### ACTIVITY
Work out how many lines in the records contain the word "amount", and give that number alone.

### DATA RECORDS
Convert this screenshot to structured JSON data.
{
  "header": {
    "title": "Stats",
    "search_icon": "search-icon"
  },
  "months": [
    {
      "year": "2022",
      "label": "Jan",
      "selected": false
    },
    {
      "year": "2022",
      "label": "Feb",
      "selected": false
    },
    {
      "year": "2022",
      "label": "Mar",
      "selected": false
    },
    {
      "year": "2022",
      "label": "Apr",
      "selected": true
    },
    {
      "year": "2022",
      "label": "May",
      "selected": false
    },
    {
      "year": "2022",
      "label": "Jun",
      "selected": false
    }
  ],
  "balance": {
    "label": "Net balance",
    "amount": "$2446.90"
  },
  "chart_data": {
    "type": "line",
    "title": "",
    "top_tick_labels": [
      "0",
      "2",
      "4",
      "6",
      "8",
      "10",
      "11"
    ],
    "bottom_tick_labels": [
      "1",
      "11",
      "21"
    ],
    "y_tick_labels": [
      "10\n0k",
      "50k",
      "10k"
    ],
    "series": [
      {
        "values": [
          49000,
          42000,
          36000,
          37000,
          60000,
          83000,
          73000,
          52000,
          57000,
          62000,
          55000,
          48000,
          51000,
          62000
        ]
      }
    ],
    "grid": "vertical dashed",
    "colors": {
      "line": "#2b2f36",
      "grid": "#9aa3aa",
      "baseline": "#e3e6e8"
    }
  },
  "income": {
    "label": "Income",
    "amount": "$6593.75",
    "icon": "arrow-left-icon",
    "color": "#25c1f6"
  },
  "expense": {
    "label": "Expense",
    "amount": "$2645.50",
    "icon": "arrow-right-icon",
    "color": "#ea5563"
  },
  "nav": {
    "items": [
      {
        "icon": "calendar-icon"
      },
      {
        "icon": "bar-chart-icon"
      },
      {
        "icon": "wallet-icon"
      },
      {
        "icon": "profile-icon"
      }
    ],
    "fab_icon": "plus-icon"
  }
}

### RESPONSE TO THIS TASK
3